21 AN OVERVIEW ON MOTOR VEHICLE AERODYNAMICS: 21.1 Aerodynamic forces andmoments; 21.2 Aerodynamic field around a vehicle; 21.3 Aerodynamic drag ; 21.4 Lift and pitching moment; 21.5 Side force and roll and yawmoments; 21.6 Experimental study of aerodynamic forces; 21.7 Numerical aerodynamics;
22 PRIME MOVERS FOR MOTOR VEHICLES: 22.1 Vehicular engines; 22.2 Internal combustion engines ; 22.3 Electric vehicles; 22.4 Hybrid vehicles;
23 DRIVING DYNAMIC PERFORMANCE: 23.1 Load distribution on the ground; 23.2 Total resistance to motion; 23.3 Power needed for motion; 23.4 Available power at the wheels; 23.5 Maximum power that can be transferred to the road; 23.6 Maximum speed; 23.7 Gradeability and initial choice of the transmission ratios; 23.8 Fuel consumption at constant speed; 23.9 Vehicle take-off from rest; 23.10 Acceleration; 23.11 Fuel consumption in actual driving conditions;
24 BRAKING DYNAMIC PERFORMANCE: 24.1 Braking in ideal conditions; 24.2 Braking in actual conditions; 24.3 Braking power;
25 HANDLING PERFORMANCE: 25.1 Low-speed or kinematic steering; 25.2 Ideal steering; 25.3 High-speed cornering: simplified approach; 25.4 Definition of understeer and oversteer; 25.5 High-speed cornering; 25.6 Steady-state lateral behavior; 25.7 Neutral-steer point and static margin; 25.8 Response to external forces and moments; 25.9 Slip steering; 25.10 Influence of longitudinal forces on handling; 25.11 Transversal load shift; 25.12 Toe-in; 25.13 Effect of the elasto-kinematic behavior of suspensions and of the compliance of the chassis; 25.14 Stability of the vehicle; 25.15 Unstationary motion; 25.16 Vehicles with two steering axles (4WS); 25.17 Articulated vehicles; 25.18 Multibody articulated vehicles; 25.19 Limits of linearized models;
26 COMFORT PERFORMANCE: 26.1 Internal excitation; 26.2 Road excitation; 26.3 Effects of vibration on the human body; 26.4 Quarter-car models; 26.5 Heave and pitch motion; 26.6 Roll motion; 26.7 Effect of nonlinearities; 26.8 Concluding remarks on ride comfort;
27 CONTROL OF THE CHASSIS AND 'BY WIRE' SYSTEMS:27.1 Motor vehicle control; 27.2 Models for the vehicle-driver system; 27.3 Antilock (ABS) and antispin (ASR) systems; 27.4 Handling control; 27.5 Suspensions control; 27.6 By wire systems; V MATHEMATICAL MODELLING: INTRODUCTION TO PART FIVE: 28 MATHEMATICAL MODELS FOR THE VEHICLE: 28.1 Mathematical models for design; 28.2 Continuous and discretized models; 28.3 Analytical and numerical models;
29 MULTIBODY MODELLING: 29.1 Isolated vehicle; 29.2 Linearized model for the isolated vehicle; 29.3 Model with 10 degrees of freedom with locked controls; 29.4 Models of deformable vehicles; 29.5 Articulated vehicles; 29.6 Gyroscopic moments and other second order effects;
30 TRANSMISSION MODELS: 30.1 Coupling between comfort and drive line vibration; 30.2 Dynamic model of the engine 30.3 Drive line; 30.4 Inertia of the vehicle; 30.5 Linearized drive line model; 30.6 Non-time-invariant models; 30.7 Multibody drive line models;
31 MODELS FOR TILTING BODY VEHICLES: 31.1 Suspensions for high roll angles; 31.2 Linearized rigid body model; 31.3 Dynamic tilting control; 31.4 Handling-comfort coupling; BIBLIOGRAPHY OF VOLUME 2:
A EQUATIONS OF
This work serves as a reference concerning the automotive chassis, i.e. everything that is inside a vehicle except the engine and the body.

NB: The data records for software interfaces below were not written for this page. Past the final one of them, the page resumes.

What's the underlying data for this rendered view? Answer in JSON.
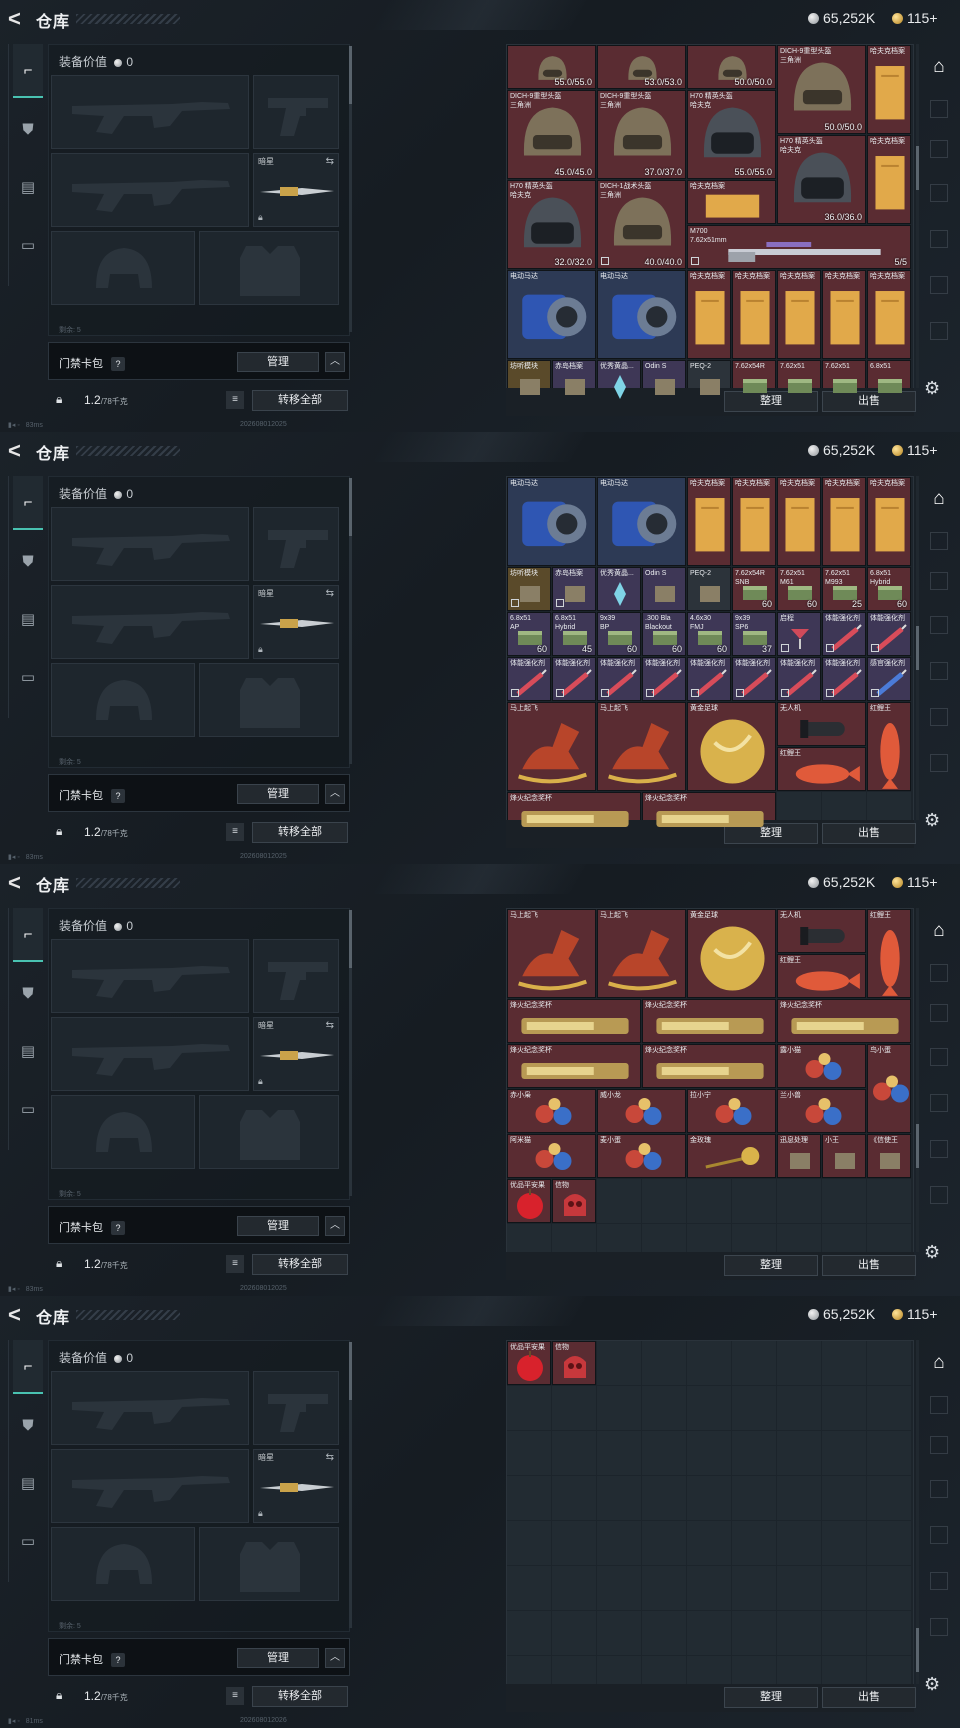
{
  "header": {
    "back_icon": "back-arrow-icon",
    "title": "仓库",
    "silver": "65,252K",
    "gold": "115+"
  },
  "sidebar_tabs": [
    {
      "icon": "gun-icon",
      "glyph": "⌐",
      "active": true
    },
    {
      "icon": "armor-icon",
      "glyph": "⛊",
      "active": false
    },
    {
      "icon": "clipboard-icon",
      "glyph": "▤",
      "active": false
    },
    {
      "icon": "briefcase-icon",
      "glyph": "▭",
      "active": false
    }
  ],
  "equipment": {
    "value_label": "装备价值",
    "value": "0",
    "melee_label": "暗星",
    "row_hint": "剩余: 5"
  },
  "bag": {
    "name": "门禁卡包",
    "help": "?",
    "manage": "管理",
    "caret": "^"
  },
  "footer": {
    "weight": "1.2",
    "weight_max": "/78千克",
    "list_icon": "≡",
    "move_all": "转移全部",
    "sort": "整理",
    "sell": "出售"
  },
  "status_panels": [
    {
      "ping": "83ms",
      "build": "202608012025"
    },
    {
      "ping": "83ms",
      "build": "202608012025"
    },
    {
      "ping": "83ms",
      "build": "202608012025"
    },
    {
      "ping": "81ms",
      "build": "202608012026"
    }
  ],
  "scroll_positions": [
    0.34,
    0.5,
    0.72,
    0.96
  ],
  "stash_views": [
    [
      {
        "c": 1,
        "r": 1,
        "w": 2,
        "h": 1,
        "name": "",
        "qty": "55.0/55.0",
        "rar": "r-red",
        "icon": "helmet"
      },
      {
        "c": 3,
        "r": 1,
        "w": 2,
        "h": 1,
        "name": "",
        "qty": "53.0/53.0",
        "rar": "r-red",
        "icon": "helmet"
      },
      {
        "c": 5,
        "r": 1,
        "w": 2,
        "h": 1,
        "name": "",
        "qty": "50.0/50.0",
        "rar": "r-red",
        "icon": "helmet"
      },
      {
        "c": 7,
        "r": 1,
        "w": 2,
        "h": 2,
        "name": "DICH-9重型头盔\n三角洲",
        "qty": "50.0/50.0",
        "rar": "r-red",
        "icon": "helmet"
      },
      {
        "c": 9,
        "r": 1,
        "w": 1,
        "h": 2,
        "name": "哈夫克档案",
        "qty": "",
        "rar": "r-red",
        "icon": "doc"
      },
      {
        "c": 1,
        "r": 2,
        "w": 2,
        "h": 2,
        "name": "DICH-9重型头盔\n三角洲",
        "qty": "45.0/45.0",
        "rar": "r-red",
        "icon": "helmet"
      },
      {
        "c": 3,
        "r": 2,
        "w": 2,
        "h": 2,
        "name": "DICH-9重型头盔\n三角洲",
        "qty": "37.0/37.0",
        "rar": "r-red",
        "icon": "helmet"
      },
      {
        "c": 5,
        "r": 2,
        "w": 2,
        "h": 2,
        "name": "H70 精英头盔\n哈夫克",
        "qty": "55.0/55.0",
        "rar": "r-red",
        "icon": "helmet-dark"
      },
      {
        "c": 7,
        "r": 3,
        "w": 2,
        "h": 2,
        "name": "H70 精英头盔\n哈夫克",
        "qty": "36.0/36.0",
        "rar": "r-red",
        "icon": "helmet-dark"
      },
      {
        "c": 9,
        "r": 3,
        "w": 1,
        "h": 2,
        "name": "哈夫克档案",
        "qty": "",
        "rar": "r-red",
        "icon": "doc"
      },
      {
        "c": 1,
        "r": 4,
        "w": 2,
        "h": 2,
        "name": "H70 精英头盔\n哈夫克",
        "qty": "32.0/32.0",
        "rar": "r-red",
        "icon": "helmet-dark"
      },
      {
        "c": 3,
        "r": 4,
        "w": 2,
        "h": 2,
        "name": "DICH-1战术头盔\n三角洲",
        "qty": "40.0/40.0",
        "rar": "r-red",
        "icon": "helmet",
        "mark": true
      },
      {
        "c": 5,
        "r": 4,
        "w": 2,
        "h": 1,
        "name": "哈夫克档案",
        "qty": "",
        "rar": "r-red",
        "icon": "doc-wide"
      },
      {
        "c": 5,
        "r": 5,
        "w": 5,
        "h": 1,
        "name": "M700\n7.62x51mm",
        "qty": "5/5",
        "rar": "r-red",
        "icon": "rifle",
        "mark": true
      },
      {
        "c": 1,
        "r": 6,
        "w": 2,
        "h": 2,
        "name": "电动马达",
        "qty": "",
        "rar": "r-blue",
        "icon": "motor"
      },
      {
        "c": 3,
        "r": 6,
        "w": 2,
        "h": 2,
        "name": "电动马达",
        "qty": "",
        "rar": "r-blue",
        "icon": "motor"
      },
      {
        "c": 5,
        "r": 6,
        "w": 1,
        "h": 2,
        "name": "哈夫克档案",
        "qty": "",
        "rar": "r-red",
        "icon": "doc"
      },
      {
        "c": 6,
        "r": 6,
        "w": 1,
        "h": 2,
        "name": "哈夫克档案",
        "qty": "",
        "rar": "r-red",
        "icon": "doc"
      },
      {
        "c": 7,
        "r": 6,
        "w": 1,
        "h": 2,
        "name": "哈夫克档案",
        "qty": "",
        "rar": "r-red",
        "icon": "doc"
      },
      {
        "c": 8,
        "r": 6,
        "w": 1,
        "h": 2,
        "name": "哈夫克档案",
        "qty": "",
        "rar": "r-red",
        "icon": "doc"
      },
      {
        "c": 9,
        "r": 6,
        "w": 1,
        "h": 2,
        "name": "哈夫克档案",
        "qty": "",
        "rar": "r-red",
        "icon": "doc"
      },
      {
        "c": 1,
        "r": 8,
        "w": 1,
        "h": 1,
        "name": "坊听模块",
        "qty": "",
        "rar": "r-gold",
        "icon": "box"
      },
      {
        "c": 2,
        "r": 8,
        "w": 1,
        "h": 1,
        "name": "赤岛档案",
        "qty": "",
        "rar": "r-purple",
        "icon": "box"
      },
      {
        "c": 3,
        "r": 8,
        "w": 1,
        "h": 1,
        "name": "优秀黄晶...",
        "qty": "",
        "rar": "r-purple",
        "icon": "crystal"
      },
      {
        "c": 4,
        "r": 8,
        "w": 1,
        "h": 1,
        "name": "Odin S",
        "qty": "",
        "rar": "r-purple",
        "icon": "box"
      },
      {
        "c": 5,
        "r": 8,
        "w": 1,
        "h": 1,
        "name": "PEQ-2",
        "qty": "",
        "rar": "r-gray",
        "icon": "box"
      },
      {
        "c": 6,
        "r": 8,
        "w": 1,
        "h": 1,
        "name": "7.62x54R",
        "qty": "",
        "rar": "r-red",
        "icon": "ammo"
      },
      {
        "c": 7,
        "r": 8,
        "w": 1,
        "h": 1,
        "name": "7.62x51",
        "qty": "",
        "rar": "r-red",
        "icon": "ammo"
      },
      {
        "c": 8,
        "r": 8,
        "w": 1,
        "h": 1,
        "name": "7.62x51",
        "qty": "",
        "rar": "r-red",
        "icon": "ammo"
      },
      {
        "c": 9,
        "r": 8,
        "w": 1,
        "h": 1,
        "name": "6.8x51",
        "qty": "",
        "rar": "r-red",
        "icon": "ammo"
      }
    ],
    [
      {
        "c": 1,
        "r": 1,
        "w": 2,
        "h": 2,
        "name": "电动马达",
        "qty": "",
        "rar": "r-blue",
        "icon": "motor"
      },
      {
        "c": 3,
        "r": 1,
        "w": 2,
        "h": 2,
        "name": "电动马达",
        "qty": "",
        "rar": "r-blue",
        "icon": "motor"
      },
      {
        "c": 5,
        "r": 1,
        "w": 1,
        "h": 2,
        "name": "哈夫克档案",
        "qty": "",
        "rar": "r-red",
        "icon": "doc"
      },
      {
        "c": 6,
        "r": 1,
        "w": 1,
        "h": 2,
        "name": "哈夫克档案",
        "qty": "",
        "rar": "r-red",
        "icon": "doc"
      },
      {
        "c": 7,
        "r": 1,
        "w": 1,
        "h": 2,
        "name": "哈夫克档案",
        "qty": "",
        "rar": "r-red",
        "icon": "doc"
      },
      {
        "c": 8,
        "r": 1,
        "w": 1,
        "h": 2,
        "name": "哈夫克档案",
        "qty": "",
        "rar": "r-red",
        "icon": "doc"
      },
      {
        "c": 9,
        "r": 1,
        "w": 1,
        "h": 2,
        "name": "哈夫克档案",
        "qty": "",
        "rar": "r-red",
        "icon": "doc"
      },
      {
        "c": 1,
        "r": 3,
        "w": 1,
        "h": 1,
        "name": "坊听模块",
        "qty": "",
        "rar": "r-gold",
        "icon": "box",
        "mark": true
      },
      {
        "c": 2,
        "r": 3,
        "w": 1,
        "h": 1,
        "name": "赤岛档案",
        "qty": "",
        "rar": "r-purple",
        "icon": "box",
        "mark": true
      },
      {
        "c": 3,
        "r": 3,
        "w": 1,
        "h": 1,
        "name": "优秀黄晶...",
        "qty": "",
        "rar": "r-purple",
        "icon": "crystal"
      },
      {
        "c": 4,
        "r": 3,
        "w": 1,
        "h": 1,
        "name": "Odin S",
        "qty": "",
        "rar": "r-purple",
        "icon": "box"
      },
      {
        "c": 5,
        "r": 3,
        "w": 1,
        "h": 1,
        "name": "PEQ-2",
        "qty": "",
        "rar": "r-gray",
        "icon": "box"
      },
      {
        "c": 6,
        "r": 3,
        "w": 1,
        "h": 1,
        "name": "7.62x54R\nSNB",
        "qty": "60",
        "rar": "r-red",
        "icon": "ammo"
      },
      {
        "c": 7,
        "r": 3,
        "w": 1,
        "h": 1,
        "name": "7.62x51\nM61",
        "qty": "60",
        "rar": "r-red",
        "icon": "ammo"
      },
      {
        "c": 8,
        "r": 3,
        "w": 1,
        "h": 1,
        "name": "7.62x51\nM993",
        "qty": "25",
        "rar": "r-red",
        "icon": "ammo"
      },
      {
        "c": 9,
        "r": 3,
        "w": 1,
        "h": 1,
        "name": "6.8x51\nHybrid",
        "qty": "60",
        "rar": "r-red",
        "icon": "ammo"
      },
      {
        "c": 1,
        "r": 4,
        "w": 1,
        "h": 1,
        "name": "6.8x51\nAP",
        "qty": "60",
        "rar": "r-purple",
        "icon": "ammo"
      },
      {
        "c": 2,
        "r": 4,
        "w": 1,
        "h": 1,
        "name": "6.8x51\nHybrid",
        "qty": "45",
        "rar": "r-purple",
        "icon": "ammo"
      },
      {
        "c": 3,
        "r": 4,
        "w": 1,
        "h": 1,
        "name": "9x39\nBP",
        "qty": "60",
        "rar": "r-purple",
        "icon": "ammo"
      },
      {
        "c": 4,
        "r": 4,
        "w": 1,
        "h": 1,
        "name": ".300 Bla\nBlackout",
        "qty": "60",
        "rar": "r-purple",
        "icon": "ammo"
      },
      {
        "c": 5,
        "r": 4,
        "w": 1,
        "h": 1,
        "name": "4.6x30\nFMJ",
        "qty": "60",
        "rar": "r-purple",
        "icon": "ammo"
      },
      {
        "c": 6,
        "r": 4,
        "w": 1,
        "h": 1,
        "name": "9x39\nSP6",
        "qty": "37",
        "rar": "r-purple",
        "icon": "ammo"
      },
      {
        "c": 7,
        "r": 4,
        "w": 1,
        "h": 1,
        "name": "启程",
        "qty": "",
        "rar": "r-purple",
        "icon": "glass",
        "mark": true
      },
      {
        "c": 8,
        "r": 4,
        "w": 1,
        "h": 1,
        "name": "体能强化剂",
        "qty": "",
        "rar": "r-purple",
        "icon": "syringe",
        "mark": true
      },
      {
        "c": 9,
        "r": 4,
        "w": 1,
        "h": 1,
        "name": "体能强化剂",
        "qty": "",
        "rar": "r-purple",
        "icon": "syringe",
        "mark": true
      },
      {
        "c": 1,
        "r": 5,
        "w": 1,
        "h": 1,
        "name": "体能强化剂",
        "qty": "",
        "rar": "r-purple",
        "icon": "syringe",
        "mark": true
      },
      {
        "c": 2,
        "r": 5,
        "w": 1,
        "h": 1,
        "name": "体能强化剂",
        "qty": "",
        "rar": "r-purple",
        "icon": "syringe",
        "mark": true
      },
      {
        "c": 3,
        "r": 5,
        "w": 1,
        "h": 1,
        "name": "体能强化剂",
        "qty": "",
        "rar": "r-purple",
        "icon": "syringe",
        "mark": true
      },
      {
        "c": 4,
        "r": 5,
        "w": 1,
        "h": 1,
        "name": "体能强化剂",
        "qty": "",
        "rar": "r-purple",
        "icon": "syringe",
        "mark": true
      },
      {
        "c": 5,
        "r": 5,
        "w": 1,
        "h": 1,
        "name": "体能强化剂",
        "qty": "",
        "rar": "r-purple",
        "icon": "syringe",
        "mark": true
      },
      {
        "c": 6,
        "r": 5,
        "w": 1,
        "h": 1,
        "name": "体能强化剂",
        "qty": "",
        "rar": "r-purple",
        "icon": "syringe",
        "mark": true
      },
      {
        "c": 7,
        "r": 5,
        "w": 1,
        "h": 1,
        "name": "体能强化剂",
        "qty": "",
        "rar": "r-purple",
        "icon": "syringe",
        "mark": true
      },
      {
        "c": 8,
        "r": 5,
        "w": 1,
        "h": 1,
        "name": "体能强化剂",
        "qty": "",
        "rar": "r-purple",
        "icon": "syringe",
        "mark": true
      },
      {
        "c": 9,
        "r": 5,
        "w": 1,
        "h": 1,
        "name": "感官强化剂",
        "qty": "",
        "rar": "r-purple",
        "icon": "syringe-blue",
        "mark": true
      },
      {
        "c": 1,
        "r": 6,
        "w": 2,
        "h": 2,
        "name": "马上起飞",
        "qty": "",
        "rar": "r-red",
        "icon": "horse"
      },
      {
        "c": 3,
        "r": 6,
        "w": 2,
        "h": 2,
        "name": "马上起飞",
        "qty": "",
        "rar": "r-red",
        "icon": "horse"
      },
      {
        "c": 5,
        "r": 6,
        "w": 2,
        "h": 2,
        "name": "黄金足球",
        "qty": "",
        "rar": "r-red",
        "icon": "ball"
      },
      {
        "c": 7,
        "r": 6,
        "w": 2,
        "h": 1,
        "name": "无人机",
        "qty": "",
        "rar": "r-red",
        "icon": "drone"
      },
      {
        "c": 9,
        "r": 6,
        "w": 1,
        "h": 2,
        "name": "红鲤王",
        "qty": "",
        "rar": "r-red",
        "icon": "fish-v"
      },
      {
        "c": 7,
        "r": 7,
        "w": 2,
        "h": 1,
        "name": "红鲤王",
        "qty": "",
        "rar": "r-red",
        "icon": "fish"
      },
      {
        "c": 1,
        "r": 8,
        "w": 3,
        "h": 1,
        "name": "烽火纪念奖杯",
        "qty": "",
        "rar": "r-red",
        "icon": "trophy"
      },
      {
        "c": 4,
        "r": 8,
        "w": 3,
        "h": 1,
        "name": "烽火纪念奖杯",
        "qty": "",
        "rar": "r-red",
        "icon": "trophy"
      }
    ],
    [
      {
        "c": 1,
        "r": 1,
        "w": 2,
        "h": 2,
        "name": "马上起飞",
        "qty": "",
        "rar": "r-red",
        "icon": "horse"
      },
      {
        "c": 3,
        "r": 1,
        "w": 2,
        "h": 2,
        "name": "马上起飞",
        "qty": "",
        "rar": "r-red",
        "icon": "horse"
      },
      {
        "c": 5,
        "r": 1,
        "w": 2,
        "h": 2,
        "name": "黄金足球",
        "qty": "",
        "rar": "r-red",
        "icon": "ball"
      },
      {
        "c": 7,
        "r": 1,
        "w": 2,
        "h": 1,
        "name": "无人机",
        "qty": "",
        "rar": "r-red",
        "icon": "drone"
      },
      {
        "c": 9,
        "r": 1,
        "w": 1,
        "h": 2,
        "name": "红鲤王",
        "qty": "",
        "rar": "r-red",
        "icon": "fish-v"
      },
      {
        "c": 7,
        "r": 2,
        "w": 2,
        "h": 1,
        "name": "红鲤王",
        "qty": "",
        "rar": "r-red",
        "icon": "fish"
      },
      {
        "c": 1,
        "r": 3,
        "w": 3,
        "h": 1,
        "name": "烽火纪念奖杯",
        "qty": "",
        "rar": "r-red",
        "icon": "trophy"
      },
      {
        "c": 4,
        "r": 3,
        "w": 3,
        "h": 1,
        "name": "烽火纪念奖杯",
        "qty": "",
        "rar": "r-red",
        "icon": "trophy"
      },
      {
        "c": 7,
        "r": 3,
        "w": 3,
        "h": 1,
        "name": "烽火纪念奖杯",
        "qty": "",
        "rar": "r-red",
        "icon": "trophy"
      },
      {
        "c": 1,
        "r": 4,
        "w": 3,
        "h": 1,
        "name": "烽火纪念奖杯",
        "qty": "",
        "rar": "r-red",
        "icon": "trophy"
      },
      {
        "c": 4,
        "r": 4,
        "w": 3,
        "h": 1,
        "name": "烽火纪念奖杯",
        "qty": "",
        "rar": "r-red",
        "icon": "trophy"
      },
      {
        "c": 7,
        "r": 4,
        "w": 2,
        "h": 1,
        "name": "露小猫",
        "qty": "",
        "rar": "r-red",
        "icon": "toy"
      },
      {
        "c": 9,
        "r": 4,
        "w": 1,
        "h": 2,
        "name": "鸟小蛋",
        "qty": "",
        "rar": "r-red",
        "icon": "toy"
      },
      {
        "c": 1,
        "r": 5,
        "w": 2,
        "h": 1,
        "name": "赤小枭",
        "qty": "",
        "rar": "r-red",
        "icon": "toy"
      },
      {
        "c": 3,
        "r": 5,
        "w": 2,
        "h": 1,
        "name": "威小龙",
        "qty": "",
        "rar": "r-red",
        "icon": "toy"
      },
      {
        "c": 5,
        "r": 5,
        "w": 2,
        "h": 1,
        "name": "拉小宁",
        "qty": "",
        "rar": "r-red",
        "icon": "toy"
      },
      {
        "c": 7,
        "r": 5,
        "w": 2,
        "h": 1,
        "name": "兰小兽",
        "qty": "",
        "rar": "r-red",
        "icon": "toy"
      },
      {
        "c": 1,
        "r": 6,
        "w": 2,
        "h": 1,
        "name": "阿米猫",
        "qty": "",
        "rar": "r-red",
        "icon": "toy"
      },
      {
        "c": 3,
        "r": 6,
        "w": 2,
        "h": 1,
        "name": "麦小蛋",
        "qty": "",
        "rar": "r-red",
        "icon": "toy"
      },
      {
        "c": 5,
        "r": 6,
        "w": 2,
        "h": 1,
        "name": "金玫瑰",
        "qty": "",
        "rar": "r-red",
        "icon": "rose"
      },
      {
        "c": 7,
        "r": 6,
        "w": 1,
        "h": 1,
        "name": "迅息处理",
        "qty": "",
        "rar": "r-red",
        "icon": "box"
      },
      {
        "c": 8,
        "r": 6,
        "w": 1,
        "h": 1,
        "name": "小王",
        "qty": "",
        "rar": "r-red",
        "icon": "box"
      },
      {
        "c": 9,
        "r": 6,
        "w": 1,
        "h": 1,
        "name": "《信使王",
        "qty": "",
        "rar": "r-red",
        "icon": "box"
      },
      {
        "c": 1,
        "r": 7,
        "w": 1,
        "h": 1,
        "name": "优品平安果",
        "qty": "",
        "rar": "r-red",
        "icon": "apple"
      },
      {
        "c": 2,
        "r": 7,
        "w": 1,
        "h": 1,
        "name": "信物",
        "qty": "",
        "rar": "r-red",
        "icon": "skull"
      }
    ],
    [
      {
        "c": 1,
        "r": 1,
        "w": 1,
        "h": 1,
        "name": "优品平安果",
        "qty": "",
        "rar": "r-red",
        "icon": "apple"
      },
      {
        "c": 2,
        "r": 1,
        "w": 1,
        "h": 1,
        "name": "信物",
        "qty": "",
        "rar": "r-red",
        "icon": "skull"
      }
    ]
  ]
}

It is the result of a decade of work mostly done by the FIAT group, who supplied material, together with other automotive companies, and sponsored the work. The first volume deals with the design of automotive components and the second volume treats the various aspects of the design of a vehicle as a system.
Covers all aspects of the subject
Covers both theoretical and the practical aspects
Deals with updated points like numerical modelling and virtual prototyping
Contains a large number of illustrations showing the design of actual components and systems, from many different manufacturers, together with worked numerical examples